The Maritime Station at the Ponte Andrea Doria wharf was built at the beginning of the Thirties to allow for berthing the legendary “Rex”. The construction work on the building and the great Ocean liner were started at the same time, and it was exactly from Ponte Doria that the “Rex” left for its inaugural voyage on September 27, 1932.
The design for the station, the work of the technical office of the local Port Authority, but supported in the architectural characteristics by Luigi Vietti, was created on the eastern half of the wharf and on the part across from the plaza. The construction of the western wing, for which an immediate need was not felt, was postponed for timing with the operating warehouses on that side.
The urgent need to increase the reception capacity of the Ponte Andrea Doria wharf presented itself again at the end of 2002 when work was done exactly there, on the western wing. The events in the seventy years following the inauguration in 1932 profoundly transformed the building and in particular the western side where, after the Fifties, the warehouses present on that side were removed and substituted by several buildings. In the first 2000, faced with programs for development that had been planned by port agencies, the first among them the reshaping and widening of the quay, the configuration proved to be inadequate.
The task called for building a new terrace for boarding and a new volume that would overlook the quay; that would serve for accommodating large waiting rooms linked to the system of existing rooms found on the lower floor and on the plaza floor.
But beyond the practical reasons and goals linked to the modern needs of cruise traffic, what was offered was the chance to reflect on the complex and somewhat controversial genesis of an “unfinished” project from the Thirties. The theme was to work on that wing, that “twin” that today was no longer re-buildable, through solutions in which the rationalist facies of the structure could appear recognizable.
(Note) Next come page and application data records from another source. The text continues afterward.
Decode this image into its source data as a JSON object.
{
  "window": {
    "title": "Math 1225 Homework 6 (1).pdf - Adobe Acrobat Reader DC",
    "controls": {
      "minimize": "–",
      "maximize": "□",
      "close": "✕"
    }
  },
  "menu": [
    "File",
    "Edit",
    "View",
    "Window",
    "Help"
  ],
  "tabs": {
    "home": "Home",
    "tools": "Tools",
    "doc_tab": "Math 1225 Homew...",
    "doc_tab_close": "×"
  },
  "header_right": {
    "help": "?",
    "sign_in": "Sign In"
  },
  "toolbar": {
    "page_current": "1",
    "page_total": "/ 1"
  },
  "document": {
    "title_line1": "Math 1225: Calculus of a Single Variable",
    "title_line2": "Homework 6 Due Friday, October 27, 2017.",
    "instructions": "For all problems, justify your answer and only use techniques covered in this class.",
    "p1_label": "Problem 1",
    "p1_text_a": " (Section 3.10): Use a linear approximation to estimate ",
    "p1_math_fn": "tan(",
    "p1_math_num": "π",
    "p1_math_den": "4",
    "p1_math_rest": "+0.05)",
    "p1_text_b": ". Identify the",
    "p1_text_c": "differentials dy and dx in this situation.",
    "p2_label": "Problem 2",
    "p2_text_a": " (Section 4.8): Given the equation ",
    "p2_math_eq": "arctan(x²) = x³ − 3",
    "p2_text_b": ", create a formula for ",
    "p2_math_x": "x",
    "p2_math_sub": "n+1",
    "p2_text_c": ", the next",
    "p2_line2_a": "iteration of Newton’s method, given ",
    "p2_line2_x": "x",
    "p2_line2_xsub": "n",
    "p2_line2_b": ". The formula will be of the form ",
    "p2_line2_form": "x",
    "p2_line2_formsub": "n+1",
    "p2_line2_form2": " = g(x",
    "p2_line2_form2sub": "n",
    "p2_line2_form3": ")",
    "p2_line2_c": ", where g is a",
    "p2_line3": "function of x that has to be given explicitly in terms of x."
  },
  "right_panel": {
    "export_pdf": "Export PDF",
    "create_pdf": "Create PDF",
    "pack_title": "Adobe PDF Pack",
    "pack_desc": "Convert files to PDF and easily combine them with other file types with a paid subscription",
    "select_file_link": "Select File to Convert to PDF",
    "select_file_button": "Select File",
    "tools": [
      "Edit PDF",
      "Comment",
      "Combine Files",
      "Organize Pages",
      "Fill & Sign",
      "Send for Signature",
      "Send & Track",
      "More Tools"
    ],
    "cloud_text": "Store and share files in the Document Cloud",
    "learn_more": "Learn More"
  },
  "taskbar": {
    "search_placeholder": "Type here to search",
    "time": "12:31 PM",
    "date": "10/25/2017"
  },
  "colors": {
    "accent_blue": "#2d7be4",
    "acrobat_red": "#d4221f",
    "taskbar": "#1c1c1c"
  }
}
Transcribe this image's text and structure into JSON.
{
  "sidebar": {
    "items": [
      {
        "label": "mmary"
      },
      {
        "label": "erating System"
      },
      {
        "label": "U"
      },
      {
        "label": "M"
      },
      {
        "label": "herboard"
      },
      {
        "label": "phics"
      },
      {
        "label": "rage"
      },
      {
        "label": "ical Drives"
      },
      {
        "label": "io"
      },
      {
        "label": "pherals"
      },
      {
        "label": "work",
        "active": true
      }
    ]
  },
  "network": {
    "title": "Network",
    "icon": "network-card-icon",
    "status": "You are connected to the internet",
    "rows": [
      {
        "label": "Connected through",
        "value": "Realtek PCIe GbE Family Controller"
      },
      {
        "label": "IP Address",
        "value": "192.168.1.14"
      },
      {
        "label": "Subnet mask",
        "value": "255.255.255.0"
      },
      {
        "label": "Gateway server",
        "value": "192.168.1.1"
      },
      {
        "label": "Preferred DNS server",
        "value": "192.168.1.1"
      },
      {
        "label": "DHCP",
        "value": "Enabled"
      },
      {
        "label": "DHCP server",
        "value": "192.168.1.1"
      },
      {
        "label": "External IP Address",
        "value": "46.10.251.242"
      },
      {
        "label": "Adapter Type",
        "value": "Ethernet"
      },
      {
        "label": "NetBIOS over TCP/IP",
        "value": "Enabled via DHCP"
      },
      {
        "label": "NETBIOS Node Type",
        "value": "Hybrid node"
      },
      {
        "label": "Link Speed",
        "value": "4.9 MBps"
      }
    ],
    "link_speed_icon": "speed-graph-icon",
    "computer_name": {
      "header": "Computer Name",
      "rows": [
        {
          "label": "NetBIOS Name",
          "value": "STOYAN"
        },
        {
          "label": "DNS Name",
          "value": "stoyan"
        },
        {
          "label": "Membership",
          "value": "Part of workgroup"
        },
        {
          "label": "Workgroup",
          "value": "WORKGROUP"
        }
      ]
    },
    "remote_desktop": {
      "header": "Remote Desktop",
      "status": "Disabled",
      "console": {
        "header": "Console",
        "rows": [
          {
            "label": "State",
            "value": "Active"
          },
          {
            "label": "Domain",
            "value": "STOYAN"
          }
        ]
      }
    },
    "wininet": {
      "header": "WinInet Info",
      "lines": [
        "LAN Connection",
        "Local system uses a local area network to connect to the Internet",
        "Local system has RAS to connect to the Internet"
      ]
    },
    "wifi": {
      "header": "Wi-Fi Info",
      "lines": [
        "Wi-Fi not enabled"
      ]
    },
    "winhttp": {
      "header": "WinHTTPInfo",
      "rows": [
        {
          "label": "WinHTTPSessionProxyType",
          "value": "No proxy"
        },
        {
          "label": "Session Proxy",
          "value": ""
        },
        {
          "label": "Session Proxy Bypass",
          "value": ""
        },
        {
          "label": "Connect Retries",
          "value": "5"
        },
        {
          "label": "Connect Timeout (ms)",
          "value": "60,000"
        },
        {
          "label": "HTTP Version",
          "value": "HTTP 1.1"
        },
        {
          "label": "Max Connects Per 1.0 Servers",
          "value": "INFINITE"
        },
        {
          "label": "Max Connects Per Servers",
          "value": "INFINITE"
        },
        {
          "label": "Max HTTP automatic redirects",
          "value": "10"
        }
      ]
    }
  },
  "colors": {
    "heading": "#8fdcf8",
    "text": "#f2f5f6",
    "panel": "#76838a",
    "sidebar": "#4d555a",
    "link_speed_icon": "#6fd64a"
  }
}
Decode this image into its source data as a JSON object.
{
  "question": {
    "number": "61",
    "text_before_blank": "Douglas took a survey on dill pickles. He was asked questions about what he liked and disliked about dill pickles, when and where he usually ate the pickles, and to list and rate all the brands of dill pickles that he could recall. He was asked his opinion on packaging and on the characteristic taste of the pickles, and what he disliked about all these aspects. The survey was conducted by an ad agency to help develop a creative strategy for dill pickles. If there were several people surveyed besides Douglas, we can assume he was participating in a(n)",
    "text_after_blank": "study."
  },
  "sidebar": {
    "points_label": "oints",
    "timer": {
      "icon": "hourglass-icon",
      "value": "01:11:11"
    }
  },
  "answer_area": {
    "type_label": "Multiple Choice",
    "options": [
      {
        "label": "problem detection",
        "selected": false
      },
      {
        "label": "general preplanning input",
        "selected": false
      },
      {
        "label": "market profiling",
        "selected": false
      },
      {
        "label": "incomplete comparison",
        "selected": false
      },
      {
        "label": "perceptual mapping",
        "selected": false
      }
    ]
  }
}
Architectural elements and details that the existing station – having been damaged and having lost that integrity which brought it to the limelight in the most famous sector magazines of the period – was to have perpetuated with simplicity over time.
The architectural solution sought therefore called upon typical elements of Rationalism, trying to complete that project in a homogeneous and well recognizable way. The task of putting together the new façade of the station to the west was entrusted to a few but clear elements: the supporting structure of the new terrace includes a new volume in the central portion and continues, to the left and right, with two wings supported by a sequence of partitions in reinforced concrete. Above, the form is just as simple and geometric in the new roof structure, placed in the middle of the wing, recapturing the harsh and essential lines of that eastern original terrace.
After a few years, a similar occasion came up for the same wing, when the construction of a new building at the head of the wharf was requested to substitute a technical volume that had been built probably in the ‘50s and where in 1933 there had been a terminal pavilion for boarding. Made completely in glass and iron, with a wide cantilever brise soleil roof, the new volume reproduces the layout from the blueprint of the building at the foot of the wharf from the ‘30s, made up a white and gray structural geometric system of vertical frames and horizontal trellises, filled by transparent and colored glass.
The theme of the frame was over the course of the designing a constant reference point, both in the structural elements in reinforced concrete or steel, as well as in elements that make up essential parts of the building like the windows and doors, roofs of the canopies and the illuminated ceilings.
Polychromatic frames have been introduced also on wide glass windows to reduce the light of the interiors. In other areas vast colorful frames dramatically enliven the tones of colors.
As for color, the task was to visually balance everything, inside and out. On the interior, the prevalent colors were whites, blue ‘squares’, yellow and orange, spread like giant murals on the walls of the rooms, inspired by the thought and artistic practices of the Twentieth century and in particular by a short text by Le Corbusier, Polychromie Architecturale. Le Corbusier probably visited the Andrea Doria station in 1933 along with the participants of the CIAM conference (Congrès Internationaux d’ Architecture Moderne).
Client Autorità Portuale and Stazioni Marittime S.p.a
Location Port of Genoa
Typology Extension and restoration
With Carla Coccia
Collaborators Giulia Parodi, Alessandro Iozzia Maddalieno, Paolo Ferrari, Chantal Cattaneo Della Volta, Andrea Gastaldi, Giulio Pons, Ludovico Milesi, Boglarka Szentirmai, Enrica Campomenosi, Enrico Spicuglia, Adriano Venturini, Lukáš Peták
Consultant Carlo Devoto, Valter Scelsi
Structures Aldo Signorelli, Elio Montaldo, Daniele Canale, Claudia Bilello (collaborator)
Installations Alfredo Gandini, Philippe Manca, Paolo Accame, Roberto Iori, OR + Roberto Orvieto
Management of works Autorità Portuale Genova, Edoardo Praino, Enrica Torre, Stazioni Marittime S.p.a, Alberto Capurro, Fabio Marangoni (collaborator)
Builders Stices S.r.l., Mancini S.r.l, Pdf De Rege S.p.a, Giustiniana S.r.l, Ceisis S.p.a